*WHAT THE TASK ASKS*.
Repeat all entries below exactly as shown.

Web page and app entries
[Start of section]

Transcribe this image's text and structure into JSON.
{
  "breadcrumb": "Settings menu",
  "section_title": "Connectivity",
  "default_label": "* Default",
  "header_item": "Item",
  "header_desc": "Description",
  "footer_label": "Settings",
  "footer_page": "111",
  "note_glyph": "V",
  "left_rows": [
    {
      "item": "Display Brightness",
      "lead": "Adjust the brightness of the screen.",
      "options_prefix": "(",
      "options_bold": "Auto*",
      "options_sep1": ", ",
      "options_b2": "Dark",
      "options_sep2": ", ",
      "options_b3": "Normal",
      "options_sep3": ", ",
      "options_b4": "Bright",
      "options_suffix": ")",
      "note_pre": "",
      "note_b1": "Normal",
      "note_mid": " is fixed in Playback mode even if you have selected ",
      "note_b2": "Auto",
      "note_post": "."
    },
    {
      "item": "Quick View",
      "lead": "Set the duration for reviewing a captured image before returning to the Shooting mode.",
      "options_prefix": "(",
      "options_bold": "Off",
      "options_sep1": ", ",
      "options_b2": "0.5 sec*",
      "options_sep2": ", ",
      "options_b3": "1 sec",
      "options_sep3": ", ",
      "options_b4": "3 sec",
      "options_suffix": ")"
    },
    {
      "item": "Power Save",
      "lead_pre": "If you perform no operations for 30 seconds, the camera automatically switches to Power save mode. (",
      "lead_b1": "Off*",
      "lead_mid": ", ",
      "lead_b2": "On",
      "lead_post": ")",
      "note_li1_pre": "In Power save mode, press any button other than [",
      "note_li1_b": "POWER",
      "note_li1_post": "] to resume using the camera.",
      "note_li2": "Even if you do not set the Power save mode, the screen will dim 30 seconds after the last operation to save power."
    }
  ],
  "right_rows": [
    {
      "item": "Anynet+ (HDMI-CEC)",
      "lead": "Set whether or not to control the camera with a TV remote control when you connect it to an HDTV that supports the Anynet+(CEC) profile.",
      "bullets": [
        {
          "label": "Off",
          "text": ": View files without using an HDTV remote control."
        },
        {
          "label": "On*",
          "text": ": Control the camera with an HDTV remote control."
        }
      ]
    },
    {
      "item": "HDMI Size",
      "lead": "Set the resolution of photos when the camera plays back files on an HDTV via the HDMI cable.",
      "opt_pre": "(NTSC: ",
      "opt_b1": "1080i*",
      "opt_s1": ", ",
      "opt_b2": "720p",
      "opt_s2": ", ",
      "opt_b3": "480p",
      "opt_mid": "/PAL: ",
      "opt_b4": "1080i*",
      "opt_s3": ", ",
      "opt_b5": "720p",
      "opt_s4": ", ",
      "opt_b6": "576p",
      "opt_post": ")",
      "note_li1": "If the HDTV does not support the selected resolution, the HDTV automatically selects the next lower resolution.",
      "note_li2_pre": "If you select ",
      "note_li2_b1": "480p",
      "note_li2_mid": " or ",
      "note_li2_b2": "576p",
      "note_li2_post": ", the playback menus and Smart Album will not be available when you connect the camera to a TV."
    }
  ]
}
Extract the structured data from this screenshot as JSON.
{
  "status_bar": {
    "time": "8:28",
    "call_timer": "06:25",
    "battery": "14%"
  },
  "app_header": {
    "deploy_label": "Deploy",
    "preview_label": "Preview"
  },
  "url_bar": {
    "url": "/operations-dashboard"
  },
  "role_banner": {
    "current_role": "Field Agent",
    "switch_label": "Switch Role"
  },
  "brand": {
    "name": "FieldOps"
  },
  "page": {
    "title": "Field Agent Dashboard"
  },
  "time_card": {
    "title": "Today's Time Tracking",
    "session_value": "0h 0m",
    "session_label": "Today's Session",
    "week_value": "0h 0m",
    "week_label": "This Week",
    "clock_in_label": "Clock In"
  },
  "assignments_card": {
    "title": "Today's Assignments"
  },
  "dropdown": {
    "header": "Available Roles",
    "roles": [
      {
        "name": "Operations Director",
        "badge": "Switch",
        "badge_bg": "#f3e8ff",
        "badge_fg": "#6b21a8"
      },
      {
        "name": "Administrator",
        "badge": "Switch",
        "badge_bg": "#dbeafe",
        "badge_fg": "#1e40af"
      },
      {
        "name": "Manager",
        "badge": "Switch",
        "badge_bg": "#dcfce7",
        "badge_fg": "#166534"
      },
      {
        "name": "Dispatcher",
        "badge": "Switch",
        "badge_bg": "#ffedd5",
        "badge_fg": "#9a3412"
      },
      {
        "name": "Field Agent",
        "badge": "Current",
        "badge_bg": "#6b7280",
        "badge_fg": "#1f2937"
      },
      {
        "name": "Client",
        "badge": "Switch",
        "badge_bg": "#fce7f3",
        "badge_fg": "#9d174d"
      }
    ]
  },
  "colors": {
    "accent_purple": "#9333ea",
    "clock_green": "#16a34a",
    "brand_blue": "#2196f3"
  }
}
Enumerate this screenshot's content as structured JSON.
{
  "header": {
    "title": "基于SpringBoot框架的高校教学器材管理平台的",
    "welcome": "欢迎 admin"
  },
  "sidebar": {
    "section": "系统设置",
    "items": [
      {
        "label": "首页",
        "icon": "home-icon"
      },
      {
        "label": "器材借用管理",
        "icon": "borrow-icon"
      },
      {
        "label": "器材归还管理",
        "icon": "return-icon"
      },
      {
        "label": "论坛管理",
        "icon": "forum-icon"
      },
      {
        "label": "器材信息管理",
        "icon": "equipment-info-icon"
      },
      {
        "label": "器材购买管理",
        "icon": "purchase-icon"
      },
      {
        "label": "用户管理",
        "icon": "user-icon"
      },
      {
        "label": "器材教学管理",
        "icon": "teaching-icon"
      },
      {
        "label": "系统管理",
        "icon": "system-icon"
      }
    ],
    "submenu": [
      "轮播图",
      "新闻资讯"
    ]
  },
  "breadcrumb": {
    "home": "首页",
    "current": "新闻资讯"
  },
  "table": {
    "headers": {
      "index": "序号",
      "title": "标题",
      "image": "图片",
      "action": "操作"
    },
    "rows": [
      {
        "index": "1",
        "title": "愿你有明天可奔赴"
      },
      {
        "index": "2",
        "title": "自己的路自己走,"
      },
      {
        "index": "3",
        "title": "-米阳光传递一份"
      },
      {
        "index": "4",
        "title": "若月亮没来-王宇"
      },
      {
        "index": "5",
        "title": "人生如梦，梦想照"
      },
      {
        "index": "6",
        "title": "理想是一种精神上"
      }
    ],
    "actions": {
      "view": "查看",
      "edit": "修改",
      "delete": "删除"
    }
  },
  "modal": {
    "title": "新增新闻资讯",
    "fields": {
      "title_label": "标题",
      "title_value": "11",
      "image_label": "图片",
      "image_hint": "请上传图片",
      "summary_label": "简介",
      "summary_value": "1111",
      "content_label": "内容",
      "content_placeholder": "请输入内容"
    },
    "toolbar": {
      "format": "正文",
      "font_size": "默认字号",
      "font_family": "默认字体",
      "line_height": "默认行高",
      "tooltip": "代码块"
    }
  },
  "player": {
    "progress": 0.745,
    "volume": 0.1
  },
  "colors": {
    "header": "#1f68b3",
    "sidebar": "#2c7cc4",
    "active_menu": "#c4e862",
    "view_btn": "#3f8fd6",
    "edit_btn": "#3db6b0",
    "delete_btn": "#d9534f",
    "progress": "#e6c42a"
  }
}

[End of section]

*EXERCISE RESULT*.
Transcribe this image's text and structure into JSON.
{
  "breadcrumb": "Settings menu",
  "section_title": "Connectivity",
  "default_label": "* Default",
  "header_item": "Item",
  "header_desc": "Description",
  "footer_label": "Settings",
  "footer_page": "111",
  "note_glyph": "V",
  "left_rows": [
    {
      "item": "Display Brightness",
      "lead": "Adjust the brightness of the screen.",
      "options_prefix": "(",
      "options_bold": "Auto*",
      "options_sep1": ", ",
      "options_b2": "Dark",
      "options_sep2": ", ",
      "options_b3": "Normal",
      "options_sep3": ", ",
      "options_b4": "Bright",
      "options_suffix": ")",
      "note_pre": "",
      "note_b1": "Normal",
      "note_mid": " is fixed in Playback mode even if you have selected ",
      "note_b2": "Auto",
      "note_post": "."
    },
    {
      "item": "Quick View",
      "lead": "Set the duration for reviewing a captured image before returning to the Shooting mode.",
      "options_prefix": "(",
      "options_bold": "Off",
      "options_sep1": ", ",
      "options_b2": "0.5 sec*",
      "options_sep2": ", ",
      "options_b3": "1 sec",
      "options_sep3": ", ",
      "options_b4": "3 sec",
      "options_suffix": ")"
    },
    {
      "item": "Power Save",
      "lead_pre": "If you perform no operations for 30 seconds, the camera automatically switches to Power save mode. (",
      "lead_b1": "Off*",
      "lead_mid": ", ",
      "lead_b2": "On",
      "lead_post": ")",
      "note_li1_pre": "In Power save mode, press any button other than [",
      "note_li1_b": "POWER",
      "note_li1_post": "] to resume using the camera.",
      "note_li2": "Even if you do not set the Power save mode, the screen will dim 30 seconds after the last operation to save power."
    }
  ],
  "right_rows": [
    {
      "item": "Anynet+ (HDMI-CEC)",
      "lead": "Set whether or not to control the camera with a TV remote control when you connect it to an HDTV that supports the Anynet+(CEC) profile.",
      "bullets": [
        {
          "label": "Off",
          "text": ": View files without using an HDTV remote control."
        },
        {
          "label": "On*",
          "text": ": Control the camera with an HDTV remote control."
        }
      ]
    },
    {
      "item": "HDMI Size",
      "lead": "Set the resolution of photos when the camera plays back files on an HDTV via the HDMI cable.",
      "opt_pre": "(NTSC: ",
      "opt_b1": "1080i*",
      "opt_s1": ", ",
      "opt_b2": "720p",
      "opt_s2": ", ",
      "opt_b3": "480p",
      "opt_mid": "/PAL: ",
      "opt_b4": "1080i*",
      "opt_s3": ", ",
      "opt_b5": "720p",
      "opt_s4": ", ",
      "opt_b6": "576p",
      "opt_post": ")",
      "note_li1": "If the HDTV does not support the selected resolution, the HDTV automatically selects the next lower resolution.",
      "note_li2_pre": "If you select ",
      "note_li2_b1": "480p",
      "note_li2_mid": " or ",
      "note_li2_b2": "576p",
      "note_li2_post": ", the playback menus and Smart Album will not be available when you connect the camera to a TV."
    }
  ]
}
Extract the structured data from this screenshot as JSON.
{
  "status_bar": {
    "time": "8:28",
    "call_timer": "06:25",
    "battery": "14%"
  },
  "app_header": {
    "deploy_label": "Deploy",
    "preview_label": "Preview"
  },
  "url_bar": {
    "url": "/operations-dashboard"
  },
  "role_banner": {
    "current_role": "Field Agent",
    "switch_label": "Switch Role"
  },
  "brand": {
    "name": "FieldOps"
  },
  "page": {
    "title": "Field Agent Dashboard"
  },
  "time_card": {
    "title": "Today's Time Tracking",
    "session_value": "0h 0m",
    "session_label": "Today's Session",
    "week_value": "0h 0m",
    "week_label": "This Week",
    "clock_in_label": "Clock In"
  },
  "assignments_card": {
    "title": "Today's Assignments"
  },
  "dropdown": {
    "header": "Available Roles",
    "roles": [
      {
        "name": "Operations Director",
        "badge": "Switch",
        "badge_bg": "#f3e8ff",
        "badge_fg": "#6b21a8"
      },
      {
        "name": "Administrator",
        "badge": "Switch",
        "badge_bg": "#dbeafe",
        "badge_fg": "#1e40af"
      },
      {
        "name": "Manager",
        "badge": "Switch",
        "badge_bg": "#dcfce7",
        "badge_fg": "#166534"
      },
      {
        "name": "Dispatcher",
        "badge": "Switch",
        "badge_bg": "#ffedd5",
        "badge_fg": "#9a3412"
      },
      {
        "name": "Field Agent",
        "badge": "Current",
        "badge_bg": "#6b7280",
        "badge_fg": "#1f2937"
      },
      {
        "name": "Client",
        "badge": "Switch",
        "badge_bg": "#fce7f3",
        "badge_fg": "#9d174d"
      }
    ]
  },
  "colors": {
    "accent_purple": "#9333ea",
    "clock_green": "#16a34a",
    "brand_blue": "#2196f3"
  }
}
Enumerate this screenshot's content as structured JSON.
{
  "header": {
    "title": "基于SpringBoot框架的高校教学器材管理平台的",
    "welcome": "欢迎 admin"
  },
  "sidebar": {
    "section": "系统设置",
    "items": [
      {
        "label": "首页",
        "icon": "home-icon"
      },
      {
        "label": "器材借用管理",
        "icon": "borrow-icon"
      },
      {
        "label": "器材归还管理",
        "icon": "return-icon"
      },
      {
        "label": "论坛管理",
        "icon": "forum-icon"
      },
      {
        "label": "器材信息管理",
        "icon": "equipment-info-icon"
      },
      {
        "label": "器材购买管理",
        "icon": "purchase-icon"
      },
      {
        "label": "用户管理",
        "icon": "user-icon"
      },
      {
        "label": "器材教学管理",
        "icon": "teaching-icon"
      },
      {
        "label": "系统管理",
        "icon": "system-icon"
      }
    ],
    "submenu": [
      "轮播图",
      "新闻资讯"
    ]
  },
  "breadcrumb": {
    "home": "首页",
    "current": "新闻资讯"
  },
  "table": {
    "headers": {
      "index": "序号",
      "title": "标题",
      "image": "图片",
      "action": "操作"
    },
    "rows": [
      {
        "index": "1",
        "title": "愿你有明天可奔赴"
      },
      {
        "index": "2",
        "title": "自己的路自己走,"
      },
      {
        "index": "3",
        "title": "-米阳光传递一份"
      },
      {
        "index": "4",
        "title": "若月亮没来-王宇"
      },
      {
        "index": "5",
        "title": "人生如梦，梦想照"
      },
      {
        "index": "6",
        "title": "理想是一种精神上"
      }
    ],
    "actions": {
      "view": "查看",
      "edit": "修改",
      "delete": "删除"
    }
  },
  "modal": {
    "title": "新增新闻资讯",
    "fields": {
      "title_label": "标题",
      "title_value": "11",
      "image_label": "图片",
      "image_hint": "请上传图片",
      "summary_label": "简介",
      "summary_value": "1111",
      "content_label": "内容",
      "content_placeholder": "请输入内容"
    },
    "toolbar": {
      "format": "正文",
      "font_size": "默认字号",
      "font_family": "默认字体",
      "line_height": "默认行高",
      "tooltip": "代码块"
    }
  },
  "player": {
    "progress": 0.745,
    "volume": 0.1
  },
  "colors": {
    "header": "#1f68b3",
    "sidebar": "#2c7cc4",
    "active_menu": "#c4e862",
    "view_btn": "#3f8fd6",
    "edit_btn": "#3db6b0",
    "delete_btn": "#d9534f",
    "progress": "#e6c42a"
  }
}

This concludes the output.